**Aim of the exercise**: Locate every line in the records below that contains the word "title", and copy each one.

═════ Dataset entries

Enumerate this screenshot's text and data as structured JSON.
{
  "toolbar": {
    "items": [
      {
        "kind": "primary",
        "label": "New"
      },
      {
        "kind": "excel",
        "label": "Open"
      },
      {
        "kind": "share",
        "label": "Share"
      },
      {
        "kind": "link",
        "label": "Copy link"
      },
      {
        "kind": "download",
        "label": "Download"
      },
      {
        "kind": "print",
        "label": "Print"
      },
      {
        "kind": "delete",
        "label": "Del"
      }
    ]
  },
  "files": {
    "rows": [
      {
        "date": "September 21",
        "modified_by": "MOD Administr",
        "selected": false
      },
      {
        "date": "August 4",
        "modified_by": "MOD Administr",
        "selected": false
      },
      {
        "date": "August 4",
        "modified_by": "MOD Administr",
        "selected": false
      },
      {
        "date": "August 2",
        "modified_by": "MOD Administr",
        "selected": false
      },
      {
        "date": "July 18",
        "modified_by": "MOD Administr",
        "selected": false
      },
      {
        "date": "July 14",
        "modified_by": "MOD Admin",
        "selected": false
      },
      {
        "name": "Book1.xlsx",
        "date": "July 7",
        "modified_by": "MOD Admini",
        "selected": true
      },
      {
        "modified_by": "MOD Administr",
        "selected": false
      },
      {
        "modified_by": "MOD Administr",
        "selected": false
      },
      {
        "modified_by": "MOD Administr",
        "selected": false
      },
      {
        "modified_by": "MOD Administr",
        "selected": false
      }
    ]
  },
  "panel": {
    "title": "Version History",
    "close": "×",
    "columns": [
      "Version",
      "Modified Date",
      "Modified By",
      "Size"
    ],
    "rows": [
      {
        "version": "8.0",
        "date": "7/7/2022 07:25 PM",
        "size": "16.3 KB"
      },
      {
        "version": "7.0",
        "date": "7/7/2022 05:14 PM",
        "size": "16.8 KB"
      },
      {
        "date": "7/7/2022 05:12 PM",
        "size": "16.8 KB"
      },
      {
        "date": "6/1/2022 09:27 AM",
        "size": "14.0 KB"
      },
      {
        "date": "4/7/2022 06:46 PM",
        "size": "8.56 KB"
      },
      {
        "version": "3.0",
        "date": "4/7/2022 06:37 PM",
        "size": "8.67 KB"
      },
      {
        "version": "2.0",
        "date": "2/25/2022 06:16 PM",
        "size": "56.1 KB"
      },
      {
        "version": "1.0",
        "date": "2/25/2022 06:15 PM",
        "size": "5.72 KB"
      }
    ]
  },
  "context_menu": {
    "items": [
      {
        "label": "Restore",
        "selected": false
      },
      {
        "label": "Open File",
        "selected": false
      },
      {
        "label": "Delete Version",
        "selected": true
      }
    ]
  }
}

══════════
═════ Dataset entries

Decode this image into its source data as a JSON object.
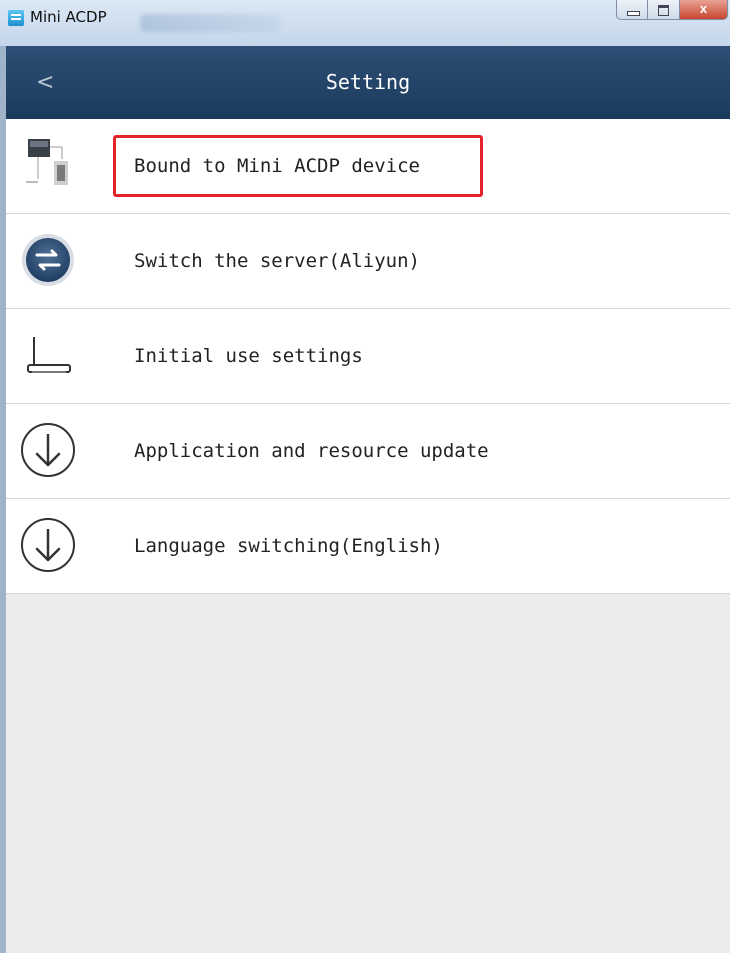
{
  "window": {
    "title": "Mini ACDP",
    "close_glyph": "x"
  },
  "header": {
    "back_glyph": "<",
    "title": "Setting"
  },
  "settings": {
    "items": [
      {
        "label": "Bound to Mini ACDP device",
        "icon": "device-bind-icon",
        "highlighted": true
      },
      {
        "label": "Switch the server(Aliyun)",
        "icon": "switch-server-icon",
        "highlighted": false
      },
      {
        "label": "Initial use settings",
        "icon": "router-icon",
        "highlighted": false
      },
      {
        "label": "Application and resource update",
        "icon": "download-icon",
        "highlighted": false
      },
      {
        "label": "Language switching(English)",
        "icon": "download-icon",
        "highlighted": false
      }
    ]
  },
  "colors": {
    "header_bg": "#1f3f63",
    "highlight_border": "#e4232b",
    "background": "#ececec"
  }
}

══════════

**Expected output**:
    "title": "Version History",
    "title": "Mini ACDP",
    "title": "Setting"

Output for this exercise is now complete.